#### Task description:
Copy each line of the data exactly. Leave nothing out.

◇ ◇ ◇

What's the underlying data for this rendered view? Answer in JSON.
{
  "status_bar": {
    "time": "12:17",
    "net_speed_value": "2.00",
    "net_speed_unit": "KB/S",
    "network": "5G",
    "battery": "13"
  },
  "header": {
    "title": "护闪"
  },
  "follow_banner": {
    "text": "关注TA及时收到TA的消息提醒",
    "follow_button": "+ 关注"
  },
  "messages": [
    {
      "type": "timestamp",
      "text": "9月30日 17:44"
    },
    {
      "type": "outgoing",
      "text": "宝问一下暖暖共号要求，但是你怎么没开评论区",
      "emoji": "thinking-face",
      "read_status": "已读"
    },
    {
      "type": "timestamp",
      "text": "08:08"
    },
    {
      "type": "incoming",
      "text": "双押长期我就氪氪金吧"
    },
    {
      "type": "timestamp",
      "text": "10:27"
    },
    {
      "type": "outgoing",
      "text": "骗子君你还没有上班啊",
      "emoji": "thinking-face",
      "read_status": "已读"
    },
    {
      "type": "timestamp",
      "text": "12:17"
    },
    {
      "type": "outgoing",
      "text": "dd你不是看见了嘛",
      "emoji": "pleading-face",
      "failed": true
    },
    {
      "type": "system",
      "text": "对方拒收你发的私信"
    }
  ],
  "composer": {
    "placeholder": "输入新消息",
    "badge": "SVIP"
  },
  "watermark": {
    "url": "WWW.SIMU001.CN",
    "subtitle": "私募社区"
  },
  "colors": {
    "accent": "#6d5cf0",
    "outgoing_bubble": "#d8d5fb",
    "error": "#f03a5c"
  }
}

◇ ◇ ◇

#### Result:
What's the underlying data for this rendered view? Answer in JSON.
{
  "status_bar": {
    "time": "12:17",
    "net_speed_value": "2.00",
    "net_speed_unit": "KB/S",
    "network": "5G",
    "battery": "13"
  },
  "header": {
    "title": "护闪"
  },
  "follow_banner": {
    "text": "关注TA及时收到TA的消息提醒",
    "follow_button": "+ 关注"
  },
  "messages": [
    {
      "type": "timestamp",
      "text": "9月30日 17:44"
    },
    {
      "type": "outgoing",
      "text": "宝问一下暖暖共号要求，但是你怎么没开评论区",
      "emoji": "thinking-face",
      "read_status": "已读"
    },
    {
      "type": "timestamp",
      "text": "08:08"
    },
    {
      "type": "incoming",
      "text": "双押长期我就氪氪金吧"
    },
    {
      "type": "timestamp",
      "text": "10:27"
    },
    {
      "type": "outgoing",
      "text": "骗子君你还没有上班啊",
      "emoji": "thinking-face",
      "read_status": "已读"
    },
    {
      "type": "timestamp",
      "text": "12:17"
    },
    {
      "type": "outgoing",
      "text": "dd你不是看见了嘛",
      "emoji": "pleading-face",
      "failed": true
    },
    {
      "type": "system",
      "text": "对方拒收你发的私信"
    }
  ],
  "composer": {
    "placeholder": "输入新消息",
    "badge": "SVIP"
  },
  "watermark": {
    "url": "WWW.SIMU001.CN",
    "subtitle": "私募社区"
  },
  "colors": {
    "accent": "#6d5cf0",
    "outgoing_bubble": "#d8d5fb",
    "error": "#f03a5c"
  }
}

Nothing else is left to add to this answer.